She said she realized “that it’s not just some kind of a warehouse out there with all kinds of stuff that nobody cares about, which in all honesty, was probably my initial impression. I just never heard much about it.”
Furst-Bowe said knowing that there are supporters of the museum is “actually kind of nice.”
“It’s good to know that if we are serious about finding out what we’ve got and improving the situation out there that we’re going to have a lot of people, frankly, on campus and in the community that would be willing to roll up their sleeves and help,” Furst-Bowe said. “That’s the impression I got.”
In a Jan. 30 email, Furst-Bowe wrote that the administration’s stated priorities include “enrollment, retention, online, grants, fundraising, etc.” She said in a recent interview that the University Museum might be helpful in the grants and fundraising areas, but not helpful for something like recruitment.
“I don’t know if the average undergraduate would care a whole lot about it. Maybe. Maybe a student that was interested in art or art history or history,” Furst-Bowe said. “I think probably more for graduate students, especially those who are actually in the museum studies program, that might be appealing because my understanding is that graduate students can go there and I don’t know if they are just like student-employees or if they’re interns, but they can actually go there and get some hands-on experience working with the artifacts.”
Furst-Bowe said the University Museum itself might not be impressive to potential students, but the art displayed around campus is.
“I definitely think the campus itself is very attractive to new students. I know when I came here for my job interview, I thought, ‘Wow. This is a beautiful campus,’ and the art was definitely a part of that,” Furst-Bowe said. “But to actually show perspective students the museum, I don’t think that would be a real selling tool at this point.”
Furst-Bowe said cataloguing and possibly “weeding” the collection is the next most necessary step for the museum.
“If we ever hope to have a more permanent type of home for the collection, I think we would have to know what exactly we want to keep,” Furst-Bowe said.
Romero said there has been discussion for some time about incorporating a specific building on campus in which to display objects from the museum, but “it hasn’t been a priority.” Even for Romero, he said there are other aspects of the museum he would rather focus on than adding a building.
“Right now, I think priority No. 1 for us is to have a full staff for the museum because without people, that’s not going to work,” Romero said. “No. 2 is to be able to finish the cataloguing of all the pieces of the museum and make that information and the pictorial aspect of that available through the Internet, so people can visit the museum virtually.”
Romero said cataloguing of the collection is about halfway completed. He said because the campus is the museum, having information available online is going to be useful in helping people locate pieces of the collection throughout the campus.
“I’m not crazy about necessarily having a building for it. I think we’ve been helped also by the fact that, with the expansion of the Art and Design Building, now we have an art gallery there. We have a place for exhibits,” Romero said. “It would be nice to have a building, but I wouldn’t put it at the top right now of priorities, especially in this fiscal environment.”

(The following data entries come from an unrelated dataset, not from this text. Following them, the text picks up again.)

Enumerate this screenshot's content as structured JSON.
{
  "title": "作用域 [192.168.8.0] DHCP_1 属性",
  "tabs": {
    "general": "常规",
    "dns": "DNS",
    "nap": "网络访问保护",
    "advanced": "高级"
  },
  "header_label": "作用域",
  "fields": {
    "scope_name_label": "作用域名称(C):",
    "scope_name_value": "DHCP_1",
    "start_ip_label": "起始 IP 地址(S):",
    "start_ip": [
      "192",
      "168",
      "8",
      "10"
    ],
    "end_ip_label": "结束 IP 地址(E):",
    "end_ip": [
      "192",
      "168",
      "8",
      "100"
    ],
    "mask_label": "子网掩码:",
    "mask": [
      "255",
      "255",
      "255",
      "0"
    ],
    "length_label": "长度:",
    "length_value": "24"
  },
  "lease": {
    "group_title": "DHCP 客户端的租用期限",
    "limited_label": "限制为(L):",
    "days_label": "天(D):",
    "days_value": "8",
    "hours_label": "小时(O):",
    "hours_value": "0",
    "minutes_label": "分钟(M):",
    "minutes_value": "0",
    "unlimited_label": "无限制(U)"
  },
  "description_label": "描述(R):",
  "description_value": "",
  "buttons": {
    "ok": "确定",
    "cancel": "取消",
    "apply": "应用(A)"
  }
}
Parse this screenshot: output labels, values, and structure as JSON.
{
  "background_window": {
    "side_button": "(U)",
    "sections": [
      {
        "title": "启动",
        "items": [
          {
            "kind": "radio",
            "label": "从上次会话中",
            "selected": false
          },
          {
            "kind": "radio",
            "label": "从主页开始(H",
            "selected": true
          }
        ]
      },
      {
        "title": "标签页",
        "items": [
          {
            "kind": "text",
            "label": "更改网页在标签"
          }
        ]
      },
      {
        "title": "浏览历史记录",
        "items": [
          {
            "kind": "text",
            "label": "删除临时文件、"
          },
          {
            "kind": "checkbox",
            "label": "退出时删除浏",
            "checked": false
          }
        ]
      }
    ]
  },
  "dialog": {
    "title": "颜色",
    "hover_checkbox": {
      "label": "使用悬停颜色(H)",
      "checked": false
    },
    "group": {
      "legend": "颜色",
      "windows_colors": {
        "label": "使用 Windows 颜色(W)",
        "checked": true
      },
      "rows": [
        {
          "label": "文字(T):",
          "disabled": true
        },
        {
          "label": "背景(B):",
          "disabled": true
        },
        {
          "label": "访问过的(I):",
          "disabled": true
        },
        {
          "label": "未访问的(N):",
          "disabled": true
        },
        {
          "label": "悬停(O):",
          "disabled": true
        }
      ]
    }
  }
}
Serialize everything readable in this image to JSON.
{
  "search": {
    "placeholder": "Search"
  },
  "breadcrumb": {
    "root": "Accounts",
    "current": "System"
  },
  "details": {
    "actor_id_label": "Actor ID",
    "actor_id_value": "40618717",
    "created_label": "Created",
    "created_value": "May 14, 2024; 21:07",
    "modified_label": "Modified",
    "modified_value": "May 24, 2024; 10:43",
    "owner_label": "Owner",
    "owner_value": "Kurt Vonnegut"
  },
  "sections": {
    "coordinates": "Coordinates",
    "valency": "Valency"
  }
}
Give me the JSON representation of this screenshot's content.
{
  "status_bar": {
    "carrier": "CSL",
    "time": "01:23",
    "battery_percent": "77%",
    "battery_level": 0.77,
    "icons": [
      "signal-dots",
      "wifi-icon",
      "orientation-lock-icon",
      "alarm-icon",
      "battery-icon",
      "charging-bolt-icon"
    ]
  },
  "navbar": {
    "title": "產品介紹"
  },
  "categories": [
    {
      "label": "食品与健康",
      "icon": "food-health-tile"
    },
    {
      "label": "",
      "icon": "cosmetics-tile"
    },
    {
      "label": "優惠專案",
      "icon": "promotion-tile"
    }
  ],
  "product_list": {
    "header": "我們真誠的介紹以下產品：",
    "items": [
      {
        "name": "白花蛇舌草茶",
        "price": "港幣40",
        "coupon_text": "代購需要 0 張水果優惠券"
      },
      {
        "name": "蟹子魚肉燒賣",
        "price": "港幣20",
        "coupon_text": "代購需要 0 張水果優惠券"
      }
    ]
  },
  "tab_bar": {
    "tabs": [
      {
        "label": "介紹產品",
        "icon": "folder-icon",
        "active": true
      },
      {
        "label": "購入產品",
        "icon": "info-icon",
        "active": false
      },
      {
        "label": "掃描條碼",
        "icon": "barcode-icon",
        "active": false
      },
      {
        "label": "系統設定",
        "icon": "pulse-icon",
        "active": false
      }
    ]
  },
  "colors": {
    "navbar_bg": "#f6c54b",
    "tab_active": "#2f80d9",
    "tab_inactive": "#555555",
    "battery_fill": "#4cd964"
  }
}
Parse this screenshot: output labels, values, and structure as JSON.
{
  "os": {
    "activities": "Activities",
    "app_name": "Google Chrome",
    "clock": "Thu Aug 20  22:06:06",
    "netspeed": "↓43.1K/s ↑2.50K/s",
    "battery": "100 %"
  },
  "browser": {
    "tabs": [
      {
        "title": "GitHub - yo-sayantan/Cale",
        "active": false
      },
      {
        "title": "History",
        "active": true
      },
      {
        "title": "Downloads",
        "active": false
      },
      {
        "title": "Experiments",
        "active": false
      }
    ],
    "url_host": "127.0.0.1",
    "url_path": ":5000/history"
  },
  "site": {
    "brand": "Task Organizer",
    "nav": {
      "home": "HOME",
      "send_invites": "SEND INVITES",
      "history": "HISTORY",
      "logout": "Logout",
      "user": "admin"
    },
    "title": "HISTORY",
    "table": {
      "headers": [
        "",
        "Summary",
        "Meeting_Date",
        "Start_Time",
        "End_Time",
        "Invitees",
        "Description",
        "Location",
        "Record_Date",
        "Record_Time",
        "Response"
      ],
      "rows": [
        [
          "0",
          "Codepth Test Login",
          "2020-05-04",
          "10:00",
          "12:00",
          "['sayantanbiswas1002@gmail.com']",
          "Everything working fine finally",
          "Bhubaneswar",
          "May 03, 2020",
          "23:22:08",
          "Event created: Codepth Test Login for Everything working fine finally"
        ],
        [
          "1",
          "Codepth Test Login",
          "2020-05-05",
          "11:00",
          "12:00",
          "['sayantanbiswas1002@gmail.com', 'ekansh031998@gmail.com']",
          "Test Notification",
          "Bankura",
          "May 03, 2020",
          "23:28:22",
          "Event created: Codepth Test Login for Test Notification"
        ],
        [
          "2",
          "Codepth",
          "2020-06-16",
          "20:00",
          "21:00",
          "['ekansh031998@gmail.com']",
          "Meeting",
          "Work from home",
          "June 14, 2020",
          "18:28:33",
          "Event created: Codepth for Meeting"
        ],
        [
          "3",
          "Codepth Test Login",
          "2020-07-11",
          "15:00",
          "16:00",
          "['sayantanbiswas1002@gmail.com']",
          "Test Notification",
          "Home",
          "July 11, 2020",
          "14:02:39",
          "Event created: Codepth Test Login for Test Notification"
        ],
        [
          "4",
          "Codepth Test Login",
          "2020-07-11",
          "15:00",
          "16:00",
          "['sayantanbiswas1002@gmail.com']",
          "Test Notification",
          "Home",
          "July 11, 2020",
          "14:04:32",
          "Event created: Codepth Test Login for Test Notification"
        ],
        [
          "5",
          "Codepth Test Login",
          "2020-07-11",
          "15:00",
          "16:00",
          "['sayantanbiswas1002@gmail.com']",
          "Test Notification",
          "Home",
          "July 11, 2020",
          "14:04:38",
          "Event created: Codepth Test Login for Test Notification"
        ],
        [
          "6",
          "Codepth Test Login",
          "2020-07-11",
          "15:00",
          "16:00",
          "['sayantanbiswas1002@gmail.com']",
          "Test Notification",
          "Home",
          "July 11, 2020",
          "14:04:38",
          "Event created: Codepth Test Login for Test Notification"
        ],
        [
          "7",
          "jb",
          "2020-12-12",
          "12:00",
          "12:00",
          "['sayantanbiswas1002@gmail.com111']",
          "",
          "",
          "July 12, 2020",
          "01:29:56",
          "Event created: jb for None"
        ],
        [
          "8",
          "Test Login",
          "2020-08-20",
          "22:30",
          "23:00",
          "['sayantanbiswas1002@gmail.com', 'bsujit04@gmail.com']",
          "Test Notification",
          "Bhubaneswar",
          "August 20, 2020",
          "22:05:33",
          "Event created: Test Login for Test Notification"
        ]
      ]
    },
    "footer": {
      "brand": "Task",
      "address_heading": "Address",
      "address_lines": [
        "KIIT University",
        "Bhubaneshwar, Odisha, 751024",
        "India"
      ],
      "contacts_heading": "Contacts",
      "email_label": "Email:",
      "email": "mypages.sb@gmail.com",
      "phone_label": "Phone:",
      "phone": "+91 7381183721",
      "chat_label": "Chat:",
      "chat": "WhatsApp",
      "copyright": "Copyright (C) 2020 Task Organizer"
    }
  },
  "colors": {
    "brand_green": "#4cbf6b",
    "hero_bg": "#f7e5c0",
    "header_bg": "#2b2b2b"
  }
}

Furst-Bowe said the future of the University Museum will depend upon recommendations from the director.
“To just keep adding and adding things when you don’t really have staff to take care of them, when you don’t really know who’s using them, how they’re being used, that isn’t the best way to do business either, so we really need someone to come in and tell us what we have and how it can best be used,” Furst-Bowe said.